- Exercise goal
The answer must consist of every line below that holds the word "View".

** Opening Dataset entries block **

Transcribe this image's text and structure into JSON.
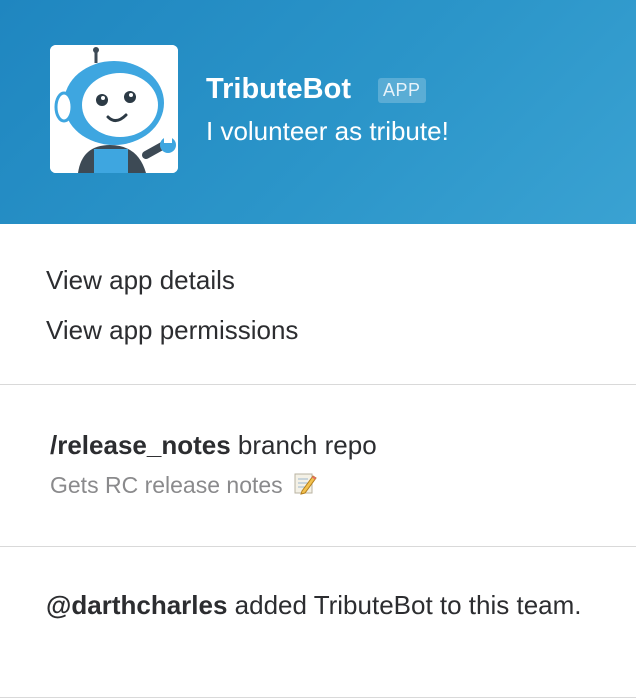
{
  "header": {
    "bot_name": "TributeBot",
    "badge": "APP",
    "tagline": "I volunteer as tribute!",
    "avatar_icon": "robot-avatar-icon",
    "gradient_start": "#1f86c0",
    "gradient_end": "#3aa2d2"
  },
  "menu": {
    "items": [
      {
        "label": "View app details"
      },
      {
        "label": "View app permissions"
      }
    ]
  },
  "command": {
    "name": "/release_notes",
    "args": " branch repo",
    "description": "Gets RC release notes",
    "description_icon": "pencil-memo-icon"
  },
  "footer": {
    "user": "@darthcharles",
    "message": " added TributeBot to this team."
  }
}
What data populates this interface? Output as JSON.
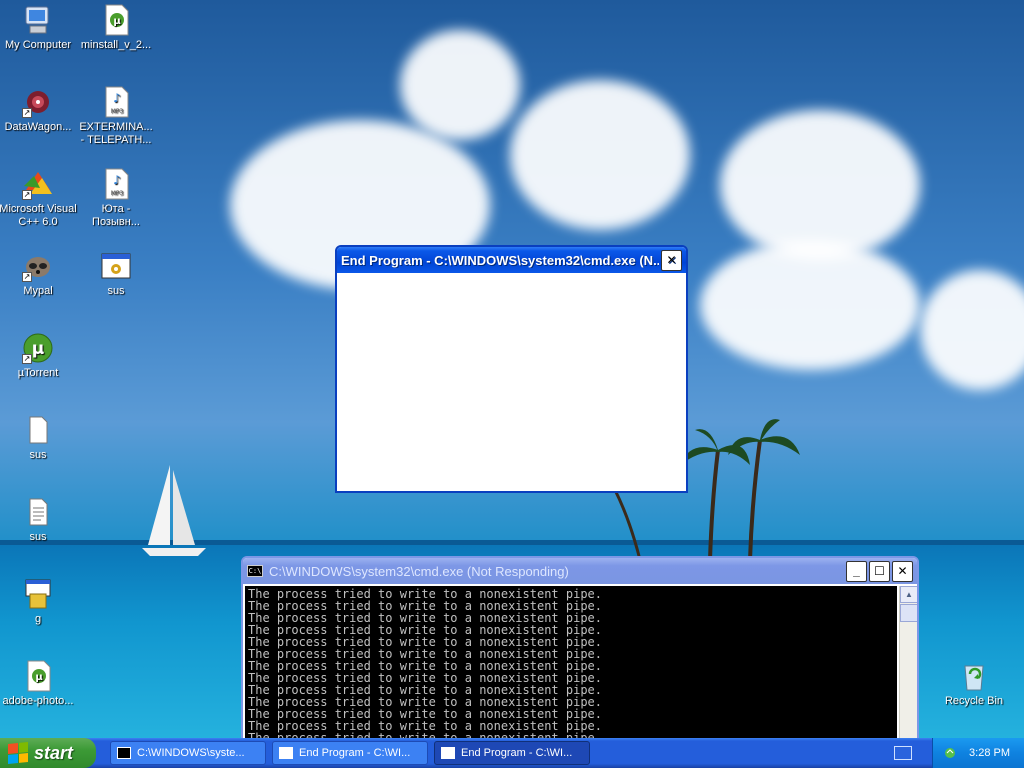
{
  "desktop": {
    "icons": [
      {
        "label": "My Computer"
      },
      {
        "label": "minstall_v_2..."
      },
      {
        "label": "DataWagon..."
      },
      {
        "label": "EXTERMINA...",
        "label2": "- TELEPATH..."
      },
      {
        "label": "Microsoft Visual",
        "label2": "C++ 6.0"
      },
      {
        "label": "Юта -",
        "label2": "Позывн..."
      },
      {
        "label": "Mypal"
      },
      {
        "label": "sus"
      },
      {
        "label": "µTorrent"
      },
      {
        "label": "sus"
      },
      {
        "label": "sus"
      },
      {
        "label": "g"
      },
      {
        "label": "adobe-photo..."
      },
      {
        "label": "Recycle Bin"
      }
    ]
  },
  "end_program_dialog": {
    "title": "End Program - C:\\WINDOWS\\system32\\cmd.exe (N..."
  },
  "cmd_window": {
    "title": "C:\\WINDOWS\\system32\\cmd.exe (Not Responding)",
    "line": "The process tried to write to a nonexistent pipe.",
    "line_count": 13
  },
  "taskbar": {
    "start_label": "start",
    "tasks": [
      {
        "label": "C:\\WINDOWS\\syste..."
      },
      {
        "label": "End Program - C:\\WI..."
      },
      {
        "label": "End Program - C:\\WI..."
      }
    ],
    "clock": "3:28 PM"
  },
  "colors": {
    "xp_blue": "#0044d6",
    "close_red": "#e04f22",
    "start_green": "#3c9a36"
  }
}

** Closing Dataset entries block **
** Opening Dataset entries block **

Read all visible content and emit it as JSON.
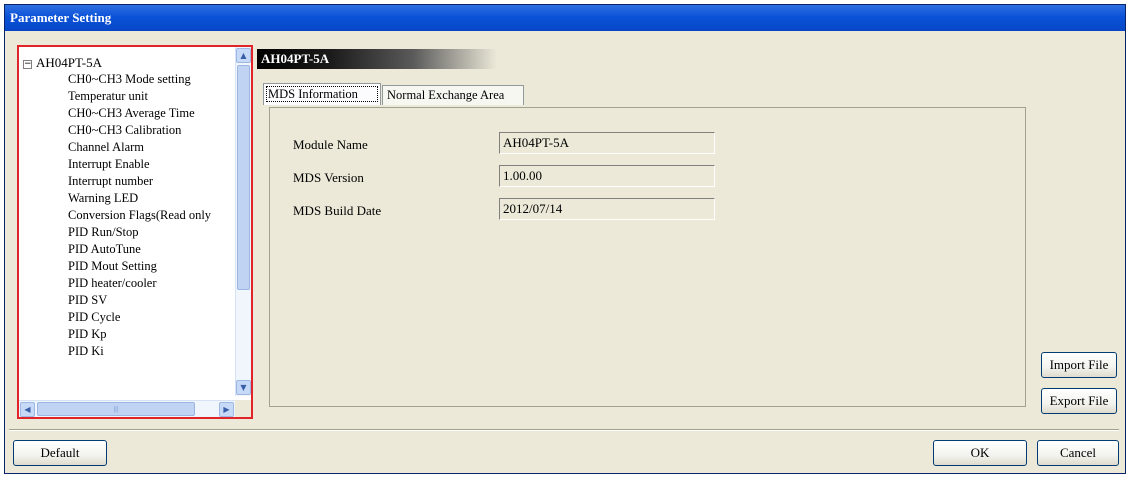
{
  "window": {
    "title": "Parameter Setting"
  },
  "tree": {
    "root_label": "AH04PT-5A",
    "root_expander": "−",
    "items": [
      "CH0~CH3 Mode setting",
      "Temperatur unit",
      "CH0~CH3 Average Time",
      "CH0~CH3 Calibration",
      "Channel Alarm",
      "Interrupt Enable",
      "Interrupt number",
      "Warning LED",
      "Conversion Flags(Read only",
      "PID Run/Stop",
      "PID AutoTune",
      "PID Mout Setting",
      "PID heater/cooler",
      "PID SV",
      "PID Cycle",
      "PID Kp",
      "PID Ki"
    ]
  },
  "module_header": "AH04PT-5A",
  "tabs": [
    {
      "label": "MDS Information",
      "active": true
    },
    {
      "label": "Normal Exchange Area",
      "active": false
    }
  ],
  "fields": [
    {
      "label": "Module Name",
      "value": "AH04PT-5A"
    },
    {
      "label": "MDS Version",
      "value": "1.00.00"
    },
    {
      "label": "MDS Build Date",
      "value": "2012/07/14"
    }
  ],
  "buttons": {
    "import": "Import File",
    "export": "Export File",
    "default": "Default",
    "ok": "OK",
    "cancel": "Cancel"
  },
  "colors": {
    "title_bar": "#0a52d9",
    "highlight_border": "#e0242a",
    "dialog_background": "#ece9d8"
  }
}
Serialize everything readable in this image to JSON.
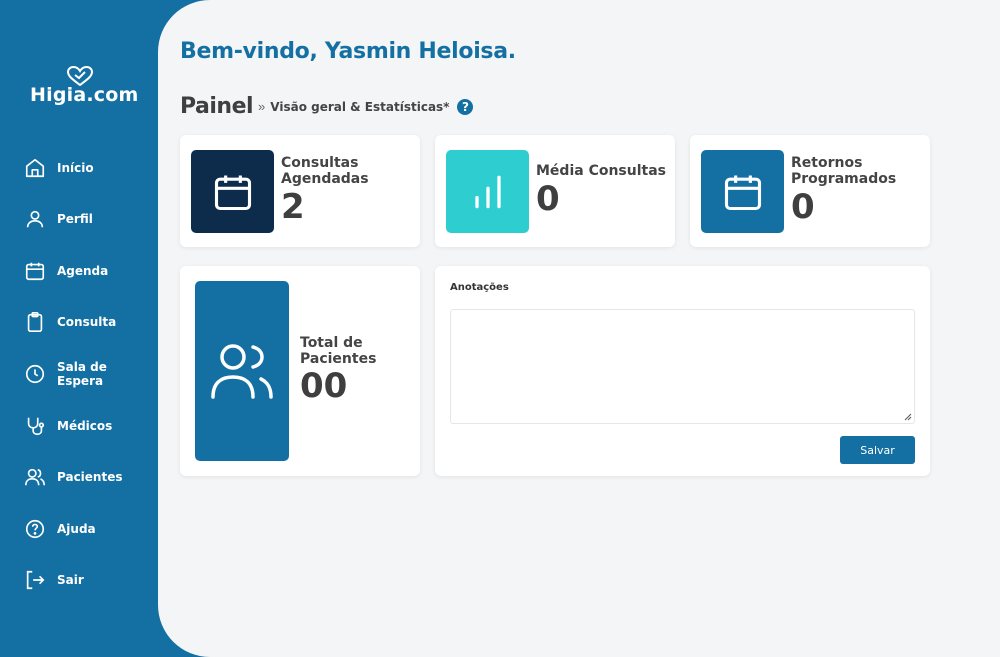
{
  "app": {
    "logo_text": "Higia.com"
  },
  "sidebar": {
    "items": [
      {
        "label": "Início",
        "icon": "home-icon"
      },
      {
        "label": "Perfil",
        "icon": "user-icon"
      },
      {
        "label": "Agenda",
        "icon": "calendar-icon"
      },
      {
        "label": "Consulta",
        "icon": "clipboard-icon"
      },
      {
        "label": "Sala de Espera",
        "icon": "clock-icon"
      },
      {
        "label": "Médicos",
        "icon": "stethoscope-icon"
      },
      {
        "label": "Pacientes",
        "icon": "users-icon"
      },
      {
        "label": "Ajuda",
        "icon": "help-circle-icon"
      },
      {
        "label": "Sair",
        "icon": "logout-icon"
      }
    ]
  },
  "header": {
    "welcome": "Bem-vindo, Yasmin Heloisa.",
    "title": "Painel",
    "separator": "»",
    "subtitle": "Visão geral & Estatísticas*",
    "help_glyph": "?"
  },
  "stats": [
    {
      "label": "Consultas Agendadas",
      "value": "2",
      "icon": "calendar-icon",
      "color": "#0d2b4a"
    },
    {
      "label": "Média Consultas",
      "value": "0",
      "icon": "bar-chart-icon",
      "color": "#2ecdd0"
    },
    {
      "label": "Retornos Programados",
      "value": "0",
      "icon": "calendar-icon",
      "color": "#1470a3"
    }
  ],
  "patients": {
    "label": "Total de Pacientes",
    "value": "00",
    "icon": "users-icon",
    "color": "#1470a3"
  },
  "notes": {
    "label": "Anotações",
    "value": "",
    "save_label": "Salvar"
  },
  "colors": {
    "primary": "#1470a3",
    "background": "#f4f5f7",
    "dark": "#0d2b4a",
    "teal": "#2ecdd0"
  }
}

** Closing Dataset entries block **

- Solution for this problem
        "label": "View app details"
        "label": "View app permissions"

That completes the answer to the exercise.